It’s been a rough couple of years for Cenovus Energy Inc. (TSX:CVE)(NYSE:CVE) and its shareholders. Even before the price of oil collapsed, the company was having difficulties at its Foster Creek operation, eroding the company’s profitability. And the oil price decline has only added to the company’s pain.
To put this in proper perspective, since mid-February 2013, Cenovus shares are down by about 25%. Meanwhile, the iShares S&P/TSX Capped Energy ETF (TSX:XEG) has declined by only 8% over that same time. And large rivals such as Suncor Energy Inc. and Imperial Oil Limited have seen their shares rise.
On Thursday, the news only got worse. The company reported a net loss of 62 cents per share for the fourth quarter of 2014, or 78 cents on an adjusted basis. Cash flow from operations more than halved. And this was despite a 14.5% increase in production.
In response, Cenovus said it would cut 15% of its workforce, freeze pay raises, and cut discretionary spending. This comes off the back of two previous cuts to its 2015 capital budget.
The investment community is clearly not impressed — the stock is down by more than 1% on a day when crude prices are increasing. At this point, it’s safe to say no one wants to own this stock anymore. But has that created an opportunity? After all, there are some things to really like about Cenovus. Below we take a look.

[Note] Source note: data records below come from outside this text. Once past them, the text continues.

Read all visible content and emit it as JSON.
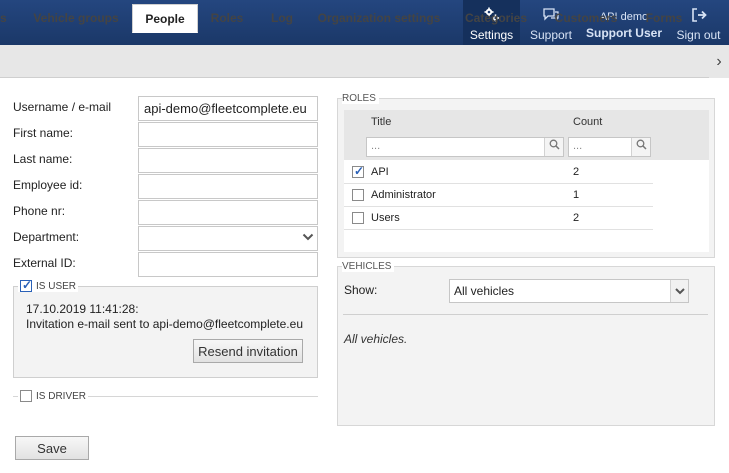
{
  "topnav": {
    "settings": "Settings",
    "support": "Support",
    "user_name": "API demo",
    "support_user": "Support User",
    "sign_out": "Sign out"
  },
  "tabs": [
    "s",
    "Vehicle groups",
    "People",
    "Roles",
    "Log",
    "Organization settings",
    "Categories",
    "Customers",
    "Forms"
  ],
  "active_tab": "People",
  "form": {
    "username_label": "Username / e-mail",
    "username_value": "api-demo@fleetcomplete.eu",
    "first_name_label": "First name:",
    "last_name_label": "Last name:",
    "employee_id_label": "Employee id:",
    "phone_label": "Phone nr:",
    "department_label": "Department:",
    "external_id_label": "External ID:"
  },
  "is_user": {
    "label": "IS USER",
    "checked": true,
    "timestamp": "17.10.2019 11:41:28:",
    "message": "Invitation e-mail sent to api-demo@fleetcomplete.eu",
    "resend_label": "Resend invitation"
  },
  "is_driver": {
    "label": "IS DRIVER",
    "checked": false
  },
  "save_label": "Save",
  "roles": {
    "title": "ROLES",
    "col_title": "Title",
    "col_count": "Count",
    "filter_placeholder": "...",
    "rows": [
      {
        "title": "API",
        "count": "2",
        "checked": true
      },
      {
        "title": "Administrator",
        "count": "1",
        "checked": false
      },
      {
        "title": "Users",
        "count": "2",
        "checked": false
      }
    ]
  },
  "vehicles": {
    "title": "VEHICLES",
    "show_label": "Show:",
    "show_value": "All vehicles",
    "note": "All vehicles."
  },
  "colors": {
    "header": "#1f3d72",
    "accent": "#2a61b8"
  }
}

A low-cost producer
In today’s oil price environment, it’s extremely important to have low costs. And Cenovus has some of the lowest-cost operations in the Canadian energy sector. The most recent results offered us yet another reminder of this.
In 2014, operating costs at Foster Creek, which accounted for 30% of oil production, came in at just $16.55 per barrel. And operating costs at Christina Lake, which accounted for 35% of production, were a miniscule $11.20 per barrel. Cenovus’s remaining production came from conventional wells, where operating costs totaled $18.81 per barrel.

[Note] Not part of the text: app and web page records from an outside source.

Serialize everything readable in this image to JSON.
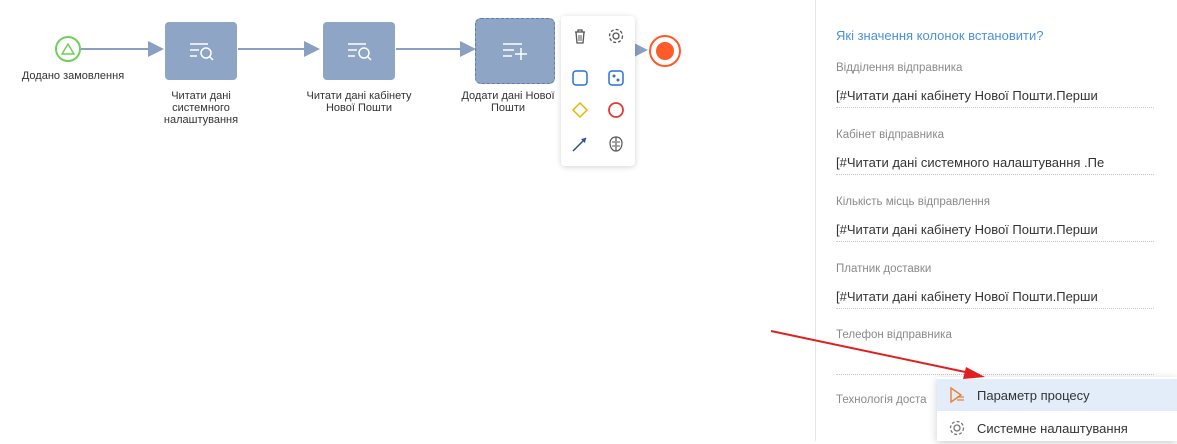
{
  "diagram": {
    "start_label": "Додано замовлення",
    "tasks": [
      {
        "label": "Читати дані системного налаштування"
      },
      {
        "label": "Читати дані кабінету Нової Пошти"
      },
      {
        "label": "Додати дані Нової Пошти"
      }
    ],
    "colors": {
      "task": "#8fa5c6",
      "start": "#6fcf5b",
      "end": "#ff5a2a",
      "link": "#8aa0c2"
    }
  },
  "toolbar": {
    "icons": [
      "trash-icon",
      "gear-icon",
      "task-square-icon",
      "image-task-icon",
      "gateway-diamond-icon",
      "end-event-circle-icon",
      "connector-arrow-icon",
      "ml-brain-icon"
    ]
  },
  "panel": {
    "title": "Які значення колонок встановити?",
    "fields": [
      {
        "label": "Відділення відправника",
        "value": "[#Читати дані кабінету Нової Пошти.Перши"
      },
      {
        "label": "Кабінет відправника",
        "value": "[#Читати дані системного налаштування .Пе"
      },
      {
        "label": "Кількість місць відправлення",
        "value": "[#Читати дані кабінету Нової Пошти.Перши"
      },
      {
        "label": "Платник доставки",
        "value": "[#Читати дані кабінету Нової Пошти.Перши"
      },
      {
        "label": "Телефон відправника",
        "value": ""
      },
      {
        "label": "Технологія доста",
        "value": ""
      }
    ]
  },
  "dropdown": {
    "items": [
      {
        "label": "Параметр процесу",
        "icon": "process-parameter-icon"
      },
      {
        "label": "Системне налаштування",
        "icon": "gear-icon"
      }
    ]
  },
  "annotation": {
    "color": "#e02020"
  }
}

And thanks to these low-cost operations, Cenovus should continue generating positive cash flow while growing production, even in today’s oil price environment.
A strong balance sheet
If you look at which companies have suffered the most in today’s environment, it’s the heavily indebted ones. Luckily, Cenovus is not one of those companies. To illustrate, its net debt totaled just 31% of total capitalization, as of the end of last year. So the dividend (which yields over 4%) is in no real danger of being cut.
So is this a bet worth making?
If you’re looking to make a bet on Canadian oil, Cenovus is an excellent option. It has low-cost operations, growing production, a strong balance sheet, and a nice dividend. Better yet, its stock price has taken a beating over the last couple of years, and no one seems to want the shares anymore. That may have created an opportunity for the rest of us.